**Supplied material:**
>>

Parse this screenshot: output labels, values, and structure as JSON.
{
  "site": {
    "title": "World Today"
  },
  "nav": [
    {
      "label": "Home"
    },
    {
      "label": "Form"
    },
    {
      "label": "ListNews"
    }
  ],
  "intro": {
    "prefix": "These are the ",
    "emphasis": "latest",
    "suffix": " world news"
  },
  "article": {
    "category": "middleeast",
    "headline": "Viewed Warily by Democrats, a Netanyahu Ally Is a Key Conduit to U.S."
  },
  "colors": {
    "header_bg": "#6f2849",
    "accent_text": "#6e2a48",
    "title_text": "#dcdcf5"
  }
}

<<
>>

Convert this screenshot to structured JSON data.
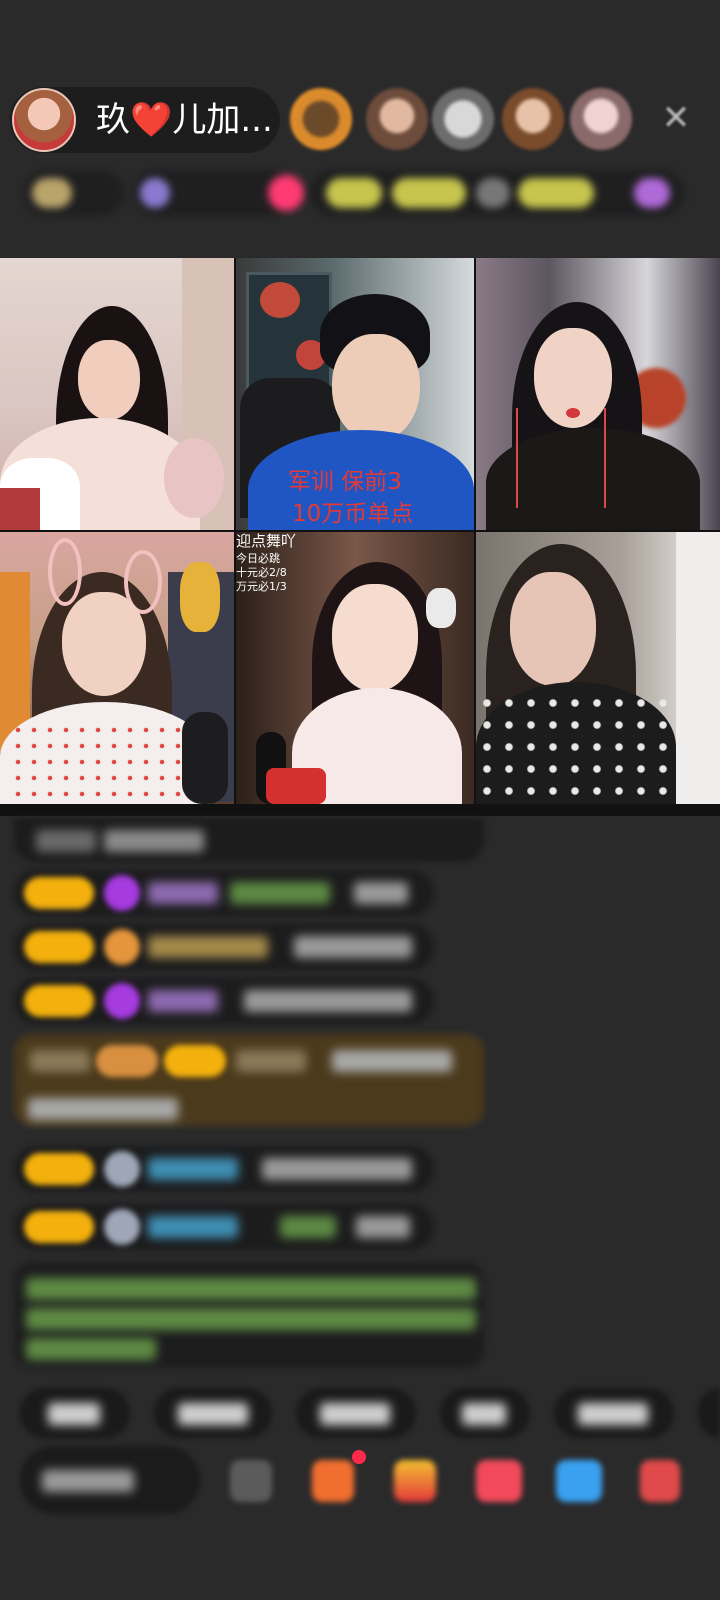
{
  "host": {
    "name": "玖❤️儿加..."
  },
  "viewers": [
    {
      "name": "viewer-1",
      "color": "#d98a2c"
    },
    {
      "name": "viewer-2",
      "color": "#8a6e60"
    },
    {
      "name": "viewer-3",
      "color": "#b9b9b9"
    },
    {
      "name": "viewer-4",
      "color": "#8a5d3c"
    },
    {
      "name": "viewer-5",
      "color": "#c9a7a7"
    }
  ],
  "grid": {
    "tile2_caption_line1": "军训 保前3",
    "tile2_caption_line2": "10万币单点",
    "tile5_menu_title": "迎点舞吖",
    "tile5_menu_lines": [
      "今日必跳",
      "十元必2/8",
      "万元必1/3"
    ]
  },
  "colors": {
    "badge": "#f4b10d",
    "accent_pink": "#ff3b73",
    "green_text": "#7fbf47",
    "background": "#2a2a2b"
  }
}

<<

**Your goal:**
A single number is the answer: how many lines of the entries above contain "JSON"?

**Answer box:**
2